Another added, resigned and forlorn, "But the loggers still go in. They cut our trees anyway."
"Don't you stop them. Can't you report to the officials? I asked.
"They have guns and money" was his complete explanation. "Guns and money" underwrite so much of humanity's development trajectory (read Jared Diamond's brilliant book "Germs, Guns and Steel").
"Without your forest how will your children grow up, how will you eat, you can't work in the plantations. What will you do?" I asked
The oldest man there answered in indigenous language and the others broke into a sad desultory kind of laughter. My translator's english version of their answer to my "What will your do?" is one of the saddest lines I have ever heard:
"Nothing . We are just waiting to die"
Though an indigenous man in forgotten corner of Cambodia is the only one who has expressed it so clearly this was the voice of so many poor and disenfranchised people of our planet, the people failed by the global system of resource distribution, economics and justice commonly known as development. For many people working in the windowless under decks of the single vessel which carries all 7 billion of us along our unfolding trajectory development has failed. "Just waiting to die" expresses their human condition.
From this a new definition of development comes to me. iBCDE in Cambodia did not believe they could stop Modernity's inexorable march. No, their vision statement of about half a page was essentially about "dignified adaptation". They dreamed of a world in which indigenous people could take modernity on their terms, change what they wanted of their culture, retain what they wanted, find a niche in this new world in which to not just exist but to live. Amartya Sen's Nobel prize in economics was significantly for his groundbreaking definition of "Development as Freedom". He postulated development be measured by the freedoms human beings have to live and express themselves. I wonder if there is a Nobel prize in the concept of "Development as life possibility". Could how we have developed be measured by how many people's vision goes from resignedly waiting to die to excitedly exploring living? If societies develop well individuals should get more and richer life possibilities. No-one should just be waiting to die.

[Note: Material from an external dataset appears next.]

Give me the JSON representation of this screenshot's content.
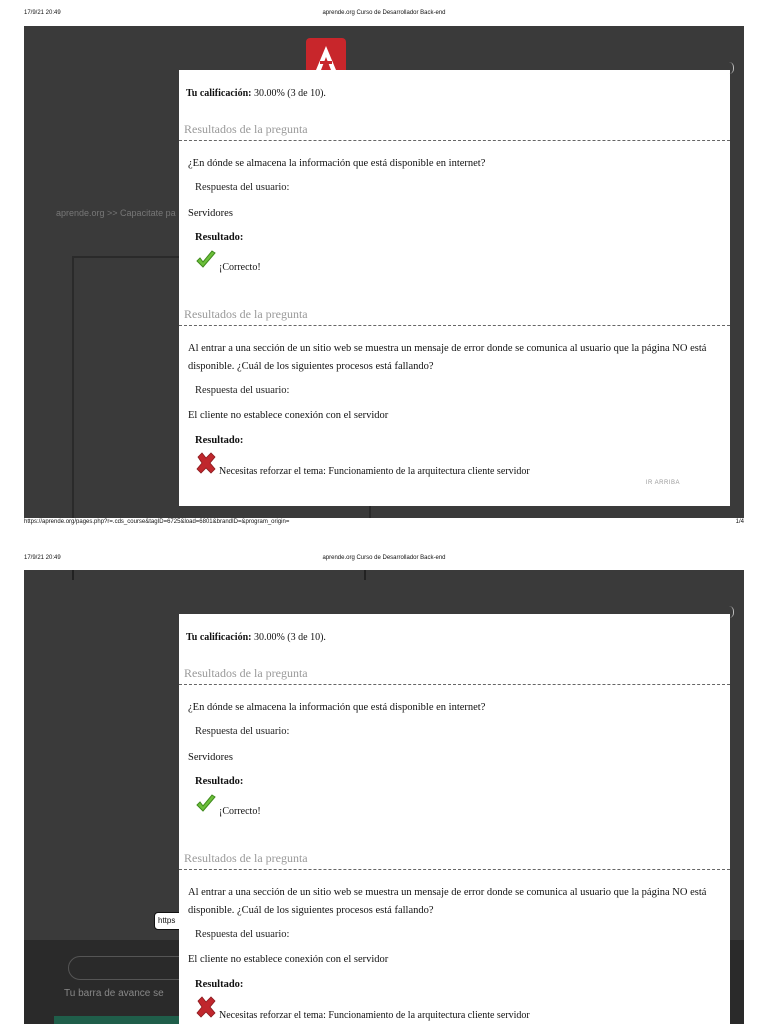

Comments? As always I love to hear your agreement, tweaks to my thinking and especially your violent rabid disagreement.